Wide shot of open hunting land, protecting land from a Canadian super pig invasion concept.

State Responses and Legal Considerations

Minnesota, North Dakota, and Montana are already taking measures to prevent an invasion of the pigs, putting in place proactive legislation to curb the spread of these pigs. 

Minnesota and Montana: Two Responses 

In Minnesota, officials have leveraged local insights and advice to build a collaborative and watertight management plan. The Department of Natural Resources hopes this open-access approach will allow them to develop policy recommendations that modify responsibilities and designate the proper powers to curb the invasion. 

To address the problem, The Montana Department of Livestock and the State Invasive Species Council introduced a public campaign called "Squeal on Pigs." The state-wide approach asks anyone who sees a feral swine to alert the department for swift action. 

While many states do not regulate the hunting of 'nuisance' animals, check local regulations to ensure you are acting within the law. 

Safety Considerations and Hunting Strategy

Hunting these super pigs can be challenging, as their relative size (boars up to 600 pounds have been trapped) and adaptive capabilities make them not only cagey but potentially dangerous. 

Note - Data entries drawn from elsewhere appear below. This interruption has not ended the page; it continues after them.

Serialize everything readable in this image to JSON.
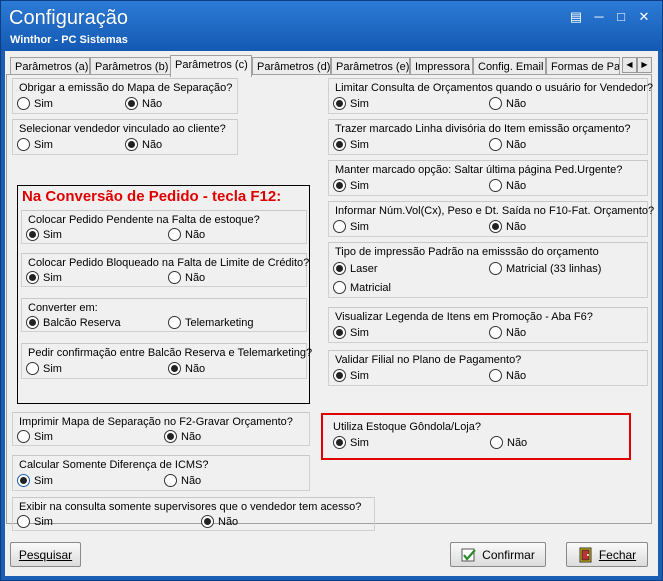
{
  "window": {
    "title": "Configuração",
    "subtitle": "Winthor - PC Sistemas"
  },
  "tabs": [
    {
      "label": "Parâmetros (a)"
    },
    {
      "label": "Parâmetros (b)"
    },
    {
      "label": "Parâmetros (c)",
      "active": true
    },
    {
      "label": "Parâmetros (d)"
    },
    {
      "label": "Parâmetros (e)"
    },
    {
      "label": "Impressora"
    },
    {
      "label": "Config. Email"
    },
    {
      "label": "Formas de Pa"
    }
  ],
  "options": {
    "sim": "Sim",
    "nao": "Não"
  },
  "left": {
    "obrigar_mapa": {
      "question": "Obrigar a emissão do Mapa de Separação?",
      "selected": "Não"
    },
    "selecionar_vendedor": {
      "question": "Selecionar vendedor vinculado ao cliente?",
      "selected": "Não"
    },
    "conversao_title": "Na Conversão de Pedido - tecla F12:",
    "pedido_pendente": {
      "question": "Colocar Pedido Pendente na Falta de estoque?",
      "selected": "Sim"
    },
    "pedido_bloqueado": {
      "question": "Colocar Pedido Bloqueado na Falta de Limite de Crédito?",
      "selected": "Sim"
    },
    "converter_em": {
      "question": "Converter em:",
      "opt1": "Balcão Reserva",
      "opt2": "Telemarketing",
      "selected": "Balcão Reserva"
    },
    "pedir_confirmacao": {
      "question": "Pedir confirmação entre Balcão Reserva e Telemarketing?",
      "selected": "Não"
    },
    "imprimir_mapa": {
      "question": "Imprimir Mapa de Separação no F2-Gravar Orçamento?",
      "selected": "Não"
    },
    "calcular_icms": {
      "question": "Calcular Somente Diferença de ICMS?",
      "selected": "Sim"
    },
    "exibir_supervisores": {
      "question": "Exibir na consulta somente supervisores que o vendedor tem acesso?",
      "selected": "Não"
    }
  },
  "right": {
    "limitar_consulta": {
      "question": "Limitar Consulta de Orçamentos quando o usuário for Vendedor?",
      "selected": "Sim"
    },
    "trazer_linha": {
      "question": "Trazer marcado Linha divisória do Item emissão orçamento?",
      "selected": "Sim"
    },
    "manter_marcado": {
      "question": "Manter marcado opção: Saltar última página Ped.Urgente?",
      "selected": "Sim"
    },
    "informar_num": {
      "question": "Informar Núm.Vol(Cx), Peso e Dt. Saída no F10-Fat. Orçamento?",
      "selected": "Não"
    },
    "tipo_impressao": {
      "question": "Tipo de impressão Padrão na emisssão do orçamento",
      "opt1": "Laser",
      "opt2": "Matricial (33 linhas)",
      "opt3": "Matricial",
      "selected": "Laser"
    },
    "visualizar_legenda": {
      "question": "Visualizar Legenda de Itens em Promoção - Aba F6?",
      "selected": "Sim"
    },
    "validar_filial": {
      "question": "Validar Filial no Plano de Pagamento?",
      "selected": "Sim"
    },
    "estoque_gondola": {
      "question": "Utiliza Estoque Gôndola/Loja?",
      "selected": "Sim"
    }
  },
  "buttons": {
    "pesquisar": "Pesquisar",
    "confirmar": "Confirmar",
    "fechar": "Fechar"
  },
  "colors": {
    "titlebar": "#1a5fb4",
    "highlight": "#e00000"
  }
}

There's an ongoing debate about the effectiveness of firearm hunting of Canadian super pigs as the dispersion of their social groups can create larger groups, and a more weary population is unlikely to fall for the same trick twice. 

Trapping has proved an effective strategy, especially when an entire sounder can be taken in one approach. 

So, it's safe to say (pun intended) that if you plan a hog hunt, you should follow essential hunting safety protocols like those we teach through our Hunter-Ed online courses.

A hunter wearing blaze orange walks through a field carrying a firearm, safety when hunting Canadian super pigs concept.

Stay Safe When Hunting Canadian Super Pigs and Feral Hogs

Due to their adaptability, size, and determination to survive, Canadian super pigs are a dangerous species to target. However, even if you're not sure it's a feral hog of the Canadian variety, it's crucial to understand and apply safety essentials during a hog hunt – or a hunt for any wild game.

Taking a hunter safety course through Hunter-Ed will help you prepare for the "invasion" of these nuisance animals and do your part to protect the U.S. ecosystem that is threatened by this invasive species. As a result of your hard, safe work, you'll also enjoy some tasty meat!

No matter what you hunt, most states require hunters to carry a hunter education safety certification before purchasing a license. Plus, what you'll learn through our online course can keep you safe and protect others in the field.

So, before your next hog, whitetail, or turkey hunt, find the course for your state and start learning with our free online study guide!